Preparing for tornado season is a good thing but can also be frightening for some of our smallest tornado survivors. To help kids get ready, a national preparedness camp made its way to Oklahoma this week.
A camp unlike any other, Camp Noah has helped more than 10,000 children in 26 states and Puerto Rico learn how to cope with disaster and be prepared for when storms strike again.
"I just don't like tornados," 8-year-old camp participant Casey Graves said.
"It helps you get ready for tornado season and helps you not be afraid," Graves said about Camp Noah.
Camp Noah set up shop at First Church Moore for a week filled with activities.
"Disaster can be really isolating, so it's really great to give them a chance to say, I'm not by myself in the midst of it, I have peers around me," said Cari Logan, the national program manager for Camp Noah.
"We play, we color, we talk about life before and after disaster and look to the future and how to approach it without anxiety or worry," Logan said.
With some help from Noah himself, Campers take the classic story of the Ark and apply the idea that preparation is everything.
"And it's kind of neat to see Noah, the old 600-year-old guy out cutting a rug with them or playing volleyball or different recreation games," Jackie Jacobs of Joplin, who dressed up as Noah, said.
"When they come in here, you can see they're all kinds of tense," said Jacobs. "But as the camp rolls on, especially as they kind of tell their stories, they relax... it's the things that adults, we just kind of process and move on; but these children, they don't know quite how, so we give them techniques so they can cope."
12-year-old Gracie Jackson was in the camp three years ago after she was buried under rubble during the Joplin tornado.

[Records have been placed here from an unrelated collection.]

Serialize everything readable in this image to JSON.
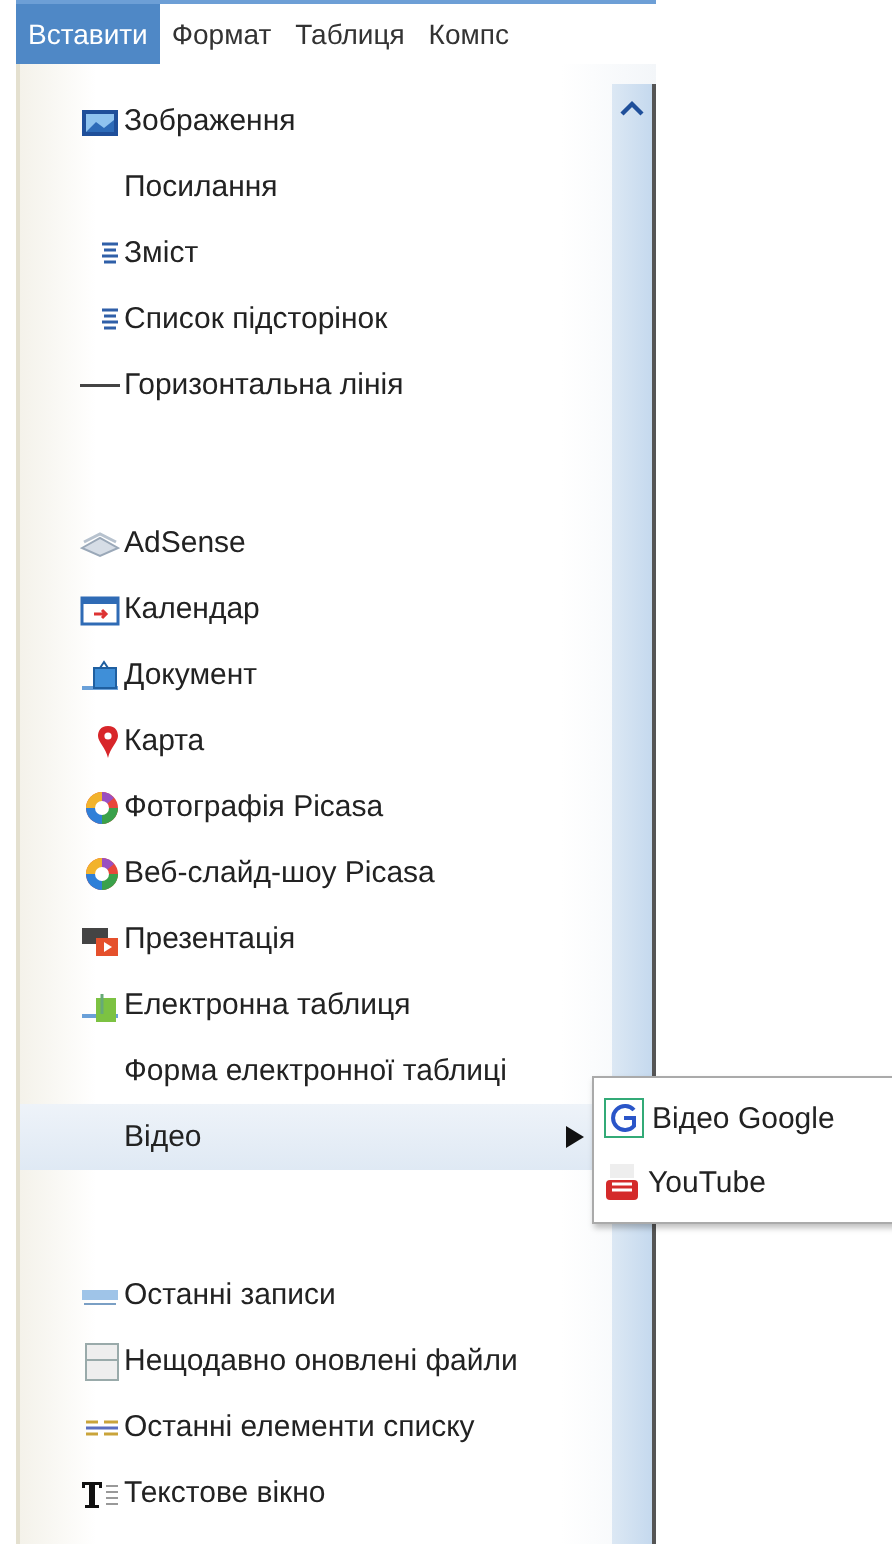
{
  "menu_bar": [
    {
      "label": "Вставити",
      "selected": true
    },
    {
      "label": "Формат",
      "selected": false
    },
    {
      "label": "Таблиця",
      "selected": false
    },
    {
      "label": "Компс",
      "selected": false
    }
  ],
  "menu": {
    "groups": [
      {
        "items": [
          {
            "label": "Зображення",
            "selected": false
          },
          {
            "label": "Посилання",
            "selected": false
          },
          {
            "label": "Зміст",
            "selected": false
          },
          {
            "label": "Список підсторінок",
            "selected": false
          },
          {
            "label": "Горизонтальна лінія",
            "selected": false
          }
        ]
      },
      {
        "items": [
          {
            "label": "AdSense",
            "selected": false
          },
          {
            "label": "Календар",
            "selected": false
          },
          {
            "label": "Документ",
            "selected": false
          },
          {
            "label": "Карта",
            "selected": false
          },
          {
            "label": "Фотографія Picasa",
            "selected": false
          },
          {
            "label": "Веб-слайд-шоу Picasa",
            "selected": false
          },
          {
            "label": "Презентація",
            "selected": false
          },
          {
            "label": "Електронна таблиця",
            "selected": false
          },
          {
            "label": "Форма електронної таблиці",
            "selected": false
          },
          {
            "label": "Відео",
            "selected": true,
            "submenu": [
              {
                "label": "Відео Google"
              },
              {
                "label": "YouTube"
              }
            ]
          }
        ]
      },
      {
        "items": [
          {
            "label": "Останні записи",
            "selected": false
          },
          {
            "label": "Нещодавно оновлені файли",
            "selected": false
          },
          {
            "label": "Останні елементи списку",
            "selected": false
          },
          {
            "label": "Текстове вікно",
            "selected": false
          }
        ]
      }
    ]
  }
}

"I've been through what they've been through, and I went through the camp, and it helped me a lot," said Jackson. "So I wanted to give back, so they can move on better and not be as anxious when storms come."

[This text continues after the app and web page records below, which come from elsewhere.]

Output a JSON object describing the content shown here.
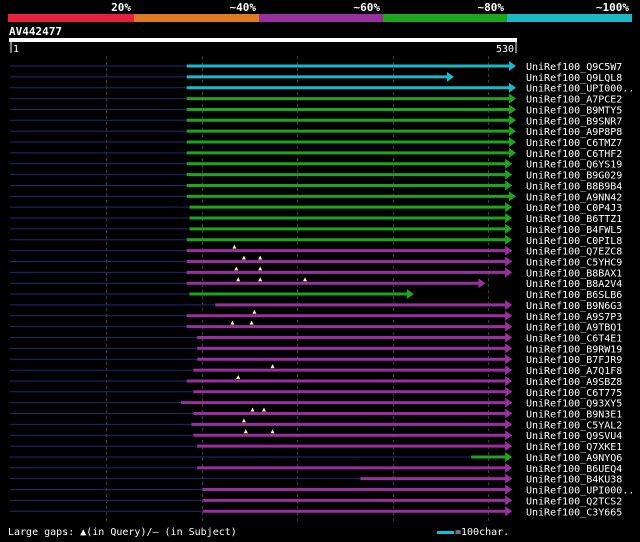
{
  "chart_data": {
    "type": "alignment-overview",
    "title": "AV442477",
    "query_length": 530,
    "query_ticks": [
      "1",
      "530"
    ],
    "identity_legend": [
      {
        "label": "20%",
        "color": "#e8213f"
      },
      {
        "label": "~40%",
        "color": "#e07a22"
      },
      {
        "label": "~60%",
        "color": "#9a2fa0"
      },
      {
        "label": "~80%",
        "color": "#1ea51e"
      },
      {
        "label": "~100%",
        "color": "#1cb8c8"
      }
    ],
    "hits": [
      {
        "name": "UniRef100_Q9C5W7",
        "start": 185,
        "end": 530,
        "color": "#1cb8c8",
        "gaps": []
      },
      {
        "name": "UniRef100_Q9LQL8",
        "start": 185,
        "end": 465,
        "color": "#1cb8c8",
        "gaps": []
      },
      {
        "name": "UniRef100_UPI000..",
        "start": 185,
        "end": 530,
        "color": "#1cb8c8",
        "gaps": []
      },
      {
        "name": "UniRef100_A7PCE2",
        "start": 185,
        "end": 530,
        "color": "#1ea51e",
        "gaps": []
      },
      {
        "name": "UniRef100_B9MTY5",
        "start": 185,
        "end": 530,
        "color": "#1ea51e",
        "gaps": []
      },
      {
        "name": "UniRef100_B9SNR7",
        "start": 185,
        "end": 530,
        "color": "#1ea51e",
        "gaps": []
      },
      {
        "name": "UniRef100_A9P8P8",
        "start": 185,
        "end": 530,
        "color": "#1ea51e",
        "gaps": []
      },
      {
        "name": "UniRef100_C6TMZ7",
        "start": 185,
        "end": 530,
        "color": "#1ea51e",
        "gaps": []
      },
      {
        "name": "UniRef100_C6THF2",
        "start": 185,
        "end": 530,
        "color": "#1ea51e",
        "gaps": []
      },
      {
        "name": "UniRef100_Q6YS19",
        "start": 185,
        "end": 526,
        "color": "#1ea51e",
        "gaps": []
      },
      {
        "name": "UniRef100_B9G029",
        "start": 185,
        "end": 526,
        "color": "#1ea51e",
        "gaps": []
      },
      {
        "name": "UniRef100_B8B9B4",
        "start": 185,
        "end": 526,
        "color": "#1ea51e",
        "gaps": []
      },
      {
        "name": "UniRef100_A9NN42",
        "start": 185,
        "end": 530,
        "color": "#1ea51e",
        "gaps": []
      },
      {
        "name": "UniRef100_C0P4J3",
        "start": 188,
        "end": 526,
        "color": "#1ea51e",
        "gaps": []
      },
      {
        "name": "UniRef100_B6TTZ1",
        "start": 188,
        "end": 526,
        "color": "#1ea51e",
        "gaps": []
      },
      {
        "name": "UniRef100_B4FWL5",
        "start": 188,
        "end": 526,
        "color": "#1ea51e",
        "gaps": []
      },
      {
        "name": "UniRef100_C0PIL8",
        "start": 185,
        "end": 526,
        "color": "#1ea51e",
        "gaps": []
      },
      {
        "name": "UniRef100_Q7EZC8",
        "start": 185,
        "end": 526,
        "color": "#9a2fa0",
        "gaps": [
          235
        ]
      },
      {
        "name": "UniRef100_C5YHC9",
        "start": 185,
        "end": 526,
        "color": "#9a2fa0",
        "gaps": [
          245,
          262
        ]
      },
      {
        "name": "UniRef100_B8BAX1",
        "start": 185,
        "end": 526,
        "color": "#9a2fa0",
        "gaps": [
          237,
          262
        ]
      },
      {
        "name": "UniRef100_B8A2V4",
        "start": 185,
        "end": 498,
        "color": "#9a2fa0",
        "gaps": [
          239,
          262,
          309
        ]
      },
      {
        "name": "UniRef100_B6SLB6",
        "start": 188,
        "end": 423,
        "color": "#1ea51e",
        "gaps": []
      },
      {
        "name": "UniRef100_B9N6G3",
        "start": 215,
        "end": 526,
        "color": "#9a2fa0",
        "gaps": []
      },
      {
        "name": "UniRef100_A9S7P3",
        "start": 185,
        "end": 526,
        "color": "#9a2fa0",
        "gaps": [
          256
        ]
      },
      {
        "name": "UniRef100_A9TBQ1",
        "start": 185,
        "end": 526,
        "color": "#9a2fa0",
        "gaps": [
          233,
          253
        ]
      },
      {
        "name": "UniRef100_C6T4E1",
        "start": 196,
        "end": 526,
        "color": "#9a2fa0",
        "gaps": []
      },
      {
        "name": "UniRef100_B9RW19",
        "start": 196,
        "end": 526,
        "color": "#9a2fa0",
        "gaps": []
      },
      {
        "name": "UniRef100_B7FJR9",
        "start": 196,
        "end": 526,
        "color": "#9a2fa0",
        "gaps": []
      },
      {
        "name": "UniRef100_A7Q1F8",
        "start": 192,
        "end": 526,
        "color": "#9a2fa0",
        "gaps": [
          275
        ]
      },
      {
        "name": "UniRef100_A9SBZ8",
        "start": 185,
        "end": 526,
        "color": "#9a2fa0",
        "gaps": [
          239
        ]
      },
      {
        "name": "UniRef100_C6T775",
        "start": 192,
        "end": 526,
        "color": "#9a2fa0",
        "gaps": []
      },
      {
        "name": "UniRef100_Q93XY5",
        "start": 179,
        "end": 526,
        "color": "#9a2fa0",
        "gaps": []
      },
      {
        "name": "UniRef100_B9N3E1",
        "start": 192,
        "end": 526,
        "color": "#9a2fa0",
        "gaps": [
          254,
          266
        ]
      },
      {
        "name": "UniRef100_C5YAL2",
        "start": 190,
        "end": 526,
        "color": "#9a2fa0",
        "gaps": [
          245
        ]
      },
      {
        "name": "UniRef100_Q9SVU4",
        "start": 192,
        "end": 526,
        "color": "#9a2fa0",
        "gaps": [
          247,
          275
        ]
      },
      {
        "name": "UniRef100_Q7XKE1",
        "start": 196,
        "end": 526,
        "color": "#9a2fa0",
        "gaps": []
      },
      {
        "name": "UniRef100_A9NYQ6",
        "start": 483,
        "end": 526,
        "color": "#1ea51e",
        "gaps": []
      },
      {
        "name": "UniRef100_B6UEQ4",
        "start": 196,
        "end": 526,
        "color": "#9a2fa0",
        "gaps": []
      },
      {
        "name": "UniRef100_B4KU38",
        "start": 367,
        "end": 526,
        "color": "#9a2fa0",
        "gaps": []
      },
      {
        "name": "UniRef100_UPI000..",
        "start": 202,
        "end": 526,
        "color": "#9a2fa0",
        "gaps": []
      },
      {
        "name": "UniRef100_Q2TCS2",
        "start": 202,
        "end": 526,
        "color": "#9a2fa0",
        "gaps": []
      },
      {
        "name": "UniRef100_C3Y665",
        "start": 202,
        "end": 526,
        "color": "#9a2fa0",
        "gaps": []
      }
    ],
    "footer": {
      "gaps_label": "Large gaps: ▲(in Query)/– (in Subject)",
      "scale_label": "=100char."
    }
  }
}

"I know it helped me calm down and not be as anxious and worried about it, because before I was like really I didn't know what to do," said Jackson. "I was panicking, and I still feel anxious but not as where I was freaking out before."
Jackson and her mother Nancy Northup traveled from Joplin to Moore to be camp volunteers. In the tornado, they lost their car and their church, Harmony Heights Baptist Church.
"I saw that anxiety with my daughter and like how the children can come to camp, and they can talk about those things and open up to the teachers and leaders, in a way that they can't do at home yet," Northup said.
From puppet shows to skits, carnivals and talent shows, each camper does an array activities. They all share their own storm story and are equipped with several coping strategies.
"Whenever we get scared, they told us about the safe spot and told us to just close your eyes and think about your safe spot," 9-year-old camper Alhajah McKinnon said.
Camp Noah started in 1997 in Minnesota and has helped kids after terrible flooding in the Red River Valley. The camp also helped children following Hurricane Katrina. Each camper walks away with a storm-prepped backpack and a blanket.
The camp is free to children in kindergarten to sixth grade.
Camp Noah will move on to Washington, Illinois next, which was hit by a tornado last November.
The camp will be back in Oklahoma this summer in Crutcho, El Reno and Lil Axe.